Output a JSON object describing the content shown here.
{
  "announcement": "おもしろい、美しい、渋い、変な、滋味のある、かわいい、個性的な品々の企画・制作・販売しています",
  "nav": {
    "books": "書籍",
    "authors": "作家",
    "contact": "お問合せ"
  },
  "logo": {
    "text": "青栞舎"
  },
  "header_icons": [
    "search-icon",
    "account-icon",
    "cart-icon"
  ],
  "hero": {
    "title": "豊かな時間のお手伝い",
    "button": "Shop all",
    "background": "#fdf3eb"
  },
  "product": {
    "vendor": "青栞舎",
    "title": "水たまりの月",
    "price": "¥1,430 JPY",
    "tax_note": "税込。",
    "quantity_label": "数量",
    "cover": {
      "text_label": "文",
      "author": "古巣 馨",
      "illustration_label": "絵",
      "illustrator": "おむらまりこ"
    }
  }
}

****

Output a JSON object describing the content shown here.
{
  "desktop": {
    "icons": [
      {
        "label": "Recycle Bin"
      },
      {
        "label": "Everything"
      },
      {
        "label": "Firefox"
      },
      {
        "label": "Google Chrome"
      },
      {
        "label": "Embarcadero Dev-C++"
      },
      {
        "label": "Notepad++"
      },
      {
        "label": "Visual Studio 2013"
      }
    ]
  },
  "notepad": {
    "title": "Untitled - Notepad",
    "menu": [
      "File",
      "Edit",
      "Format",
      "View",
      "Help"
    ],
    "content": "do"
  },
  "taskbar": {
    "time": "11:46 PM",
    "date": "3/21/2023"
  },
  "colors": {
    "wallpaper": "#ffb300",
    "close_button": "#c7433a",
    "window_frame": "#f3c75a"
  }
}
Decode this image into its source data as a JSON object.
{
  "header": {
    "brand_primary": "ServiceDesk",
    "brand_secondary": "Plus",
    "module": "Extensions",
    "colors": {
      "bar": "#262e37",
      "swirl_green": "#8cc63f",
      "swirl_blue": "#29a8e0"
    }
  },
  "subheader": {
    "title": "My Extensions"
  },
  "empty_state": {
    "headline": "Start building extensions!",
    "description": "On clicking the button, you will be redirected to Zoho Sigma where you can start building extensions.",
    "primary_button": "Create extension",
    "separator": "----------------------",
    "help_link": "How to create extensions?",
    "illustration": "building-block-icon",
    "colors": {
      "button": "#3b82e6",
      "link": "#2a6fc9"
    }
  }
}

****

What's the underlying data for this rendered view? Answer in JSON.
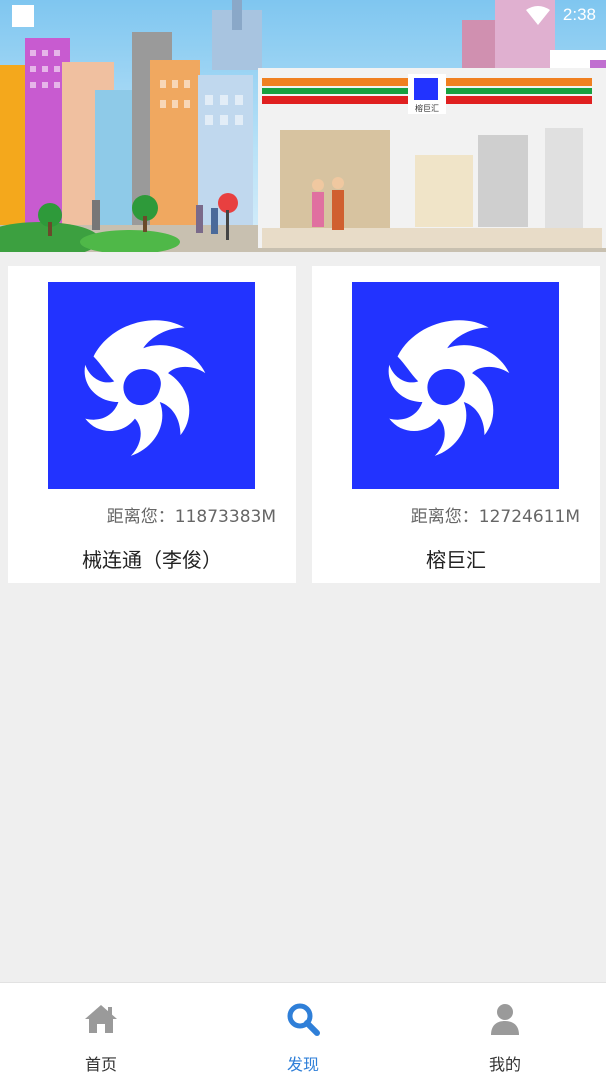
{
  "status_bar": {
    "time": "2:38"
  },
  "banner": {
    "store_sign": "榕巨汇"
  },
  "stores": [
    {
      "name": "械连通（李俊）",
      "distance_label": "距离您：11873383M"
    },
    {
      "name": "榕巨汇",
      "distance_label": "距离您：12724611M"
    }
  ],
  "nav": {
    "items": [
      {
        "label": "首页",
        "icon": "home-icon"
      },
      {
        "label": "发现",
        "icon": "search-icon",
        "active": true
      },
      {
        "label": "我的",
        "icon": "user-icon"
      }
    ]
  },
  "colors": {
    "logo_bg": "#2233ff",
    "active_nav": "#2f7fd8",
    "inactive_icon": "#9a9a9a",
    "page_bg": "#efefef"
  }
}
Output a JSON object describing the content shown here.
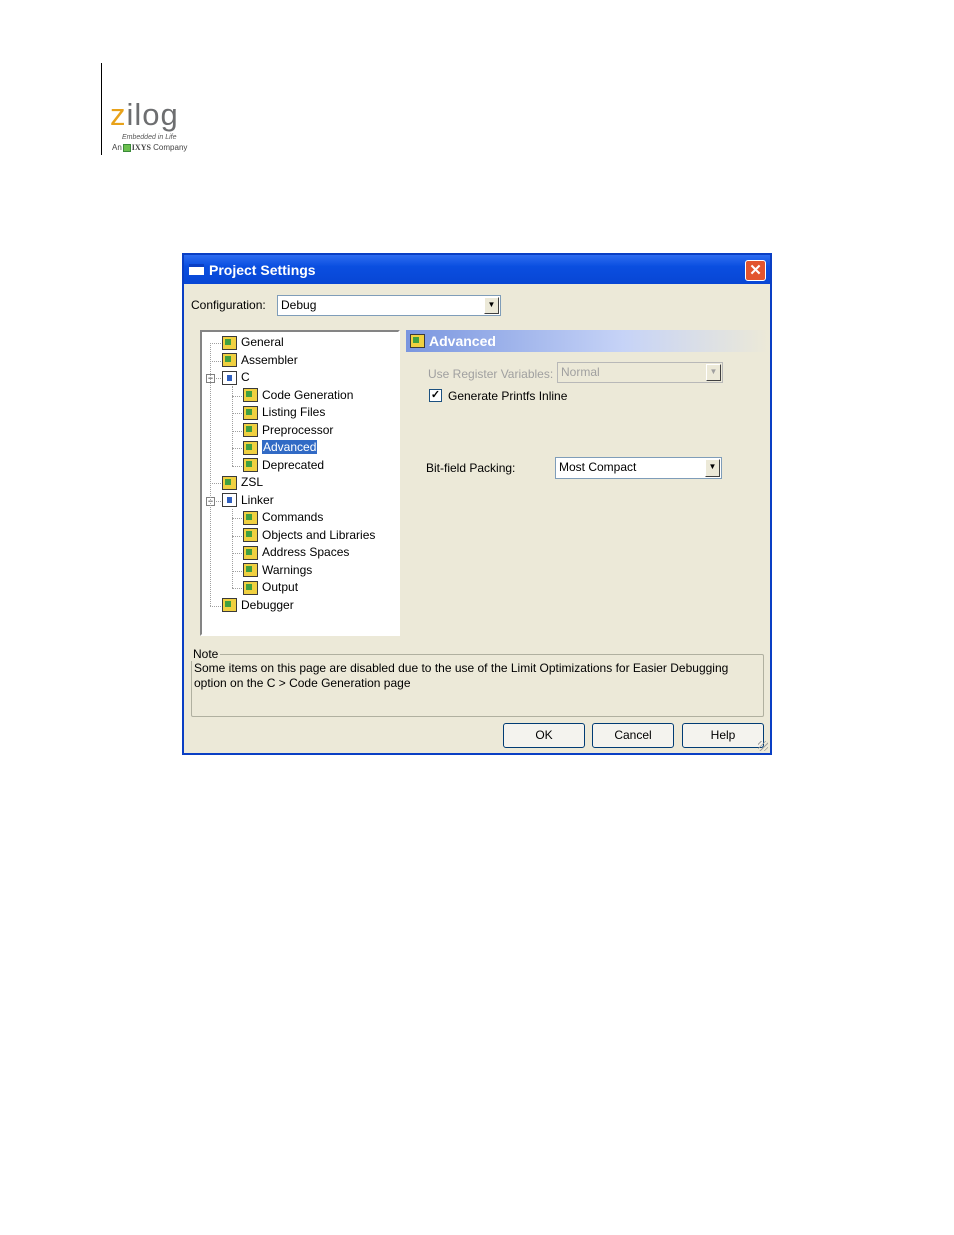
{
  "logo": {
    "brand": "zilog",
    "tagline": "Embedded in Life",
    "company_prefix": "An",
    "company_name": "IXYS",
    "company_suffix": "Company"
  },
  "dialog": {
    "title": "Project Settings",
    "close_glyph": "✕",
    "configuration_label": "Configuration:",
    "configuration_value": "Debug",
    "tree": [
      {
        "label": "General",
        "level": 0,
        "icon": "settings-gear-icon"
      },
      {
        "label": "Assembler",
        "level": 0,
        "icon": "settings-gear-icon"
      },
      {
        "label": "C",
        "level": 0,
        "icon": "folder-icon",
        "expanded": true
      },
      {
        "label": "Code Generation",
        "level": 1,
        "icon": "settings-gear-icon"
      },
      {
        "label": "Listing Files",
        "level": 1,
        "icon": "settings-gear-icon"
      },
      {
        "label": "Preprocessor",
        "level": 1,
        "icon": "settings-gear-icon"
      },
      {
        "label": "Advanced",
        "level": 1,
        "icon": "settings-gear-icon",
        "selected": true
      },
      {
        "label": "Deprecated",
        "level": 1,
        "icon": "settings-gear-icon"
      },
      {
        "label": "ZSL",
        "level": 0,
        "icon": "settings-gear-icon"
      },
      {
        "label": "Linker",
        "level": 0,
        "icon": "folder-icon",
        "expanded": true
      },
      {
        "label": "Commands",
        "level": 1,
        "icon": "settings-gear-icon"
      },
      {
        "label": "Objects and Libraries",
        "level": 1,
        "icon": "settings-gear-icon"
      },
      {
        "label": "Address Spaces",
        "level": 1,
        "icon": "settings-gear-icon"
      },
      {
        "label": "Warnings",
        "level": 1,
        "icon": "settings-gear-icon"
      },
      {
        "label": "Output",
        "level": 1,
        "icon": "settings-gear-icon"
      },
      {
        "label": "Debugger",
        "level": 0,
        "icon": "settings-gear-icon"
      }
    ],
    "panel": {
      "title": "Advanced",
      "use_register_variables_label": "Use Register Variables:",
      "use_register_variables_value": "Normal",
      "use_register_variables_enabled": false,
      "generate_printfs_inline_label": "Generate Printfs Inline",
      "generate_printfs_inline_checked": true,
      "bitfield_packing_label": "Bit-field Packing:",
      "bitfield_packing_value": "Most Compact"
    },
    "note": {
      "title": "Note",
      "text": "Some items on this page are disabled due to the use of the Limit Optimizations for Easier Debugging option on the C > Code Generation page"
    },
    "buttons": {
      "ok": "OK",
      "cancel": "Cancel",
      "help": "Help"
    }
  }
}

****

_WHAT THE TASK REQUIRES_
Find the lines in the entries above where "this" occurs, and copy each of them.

_COMPLETED TASK_
Decode this image into its source data as a JSON object.
What's the underlying data for this rendered view? Answer in JSON.
      "text": "Some items on this page are disabled due to the use of the Limit Optimizations for Easier Debugging option on the C > Code Generation page"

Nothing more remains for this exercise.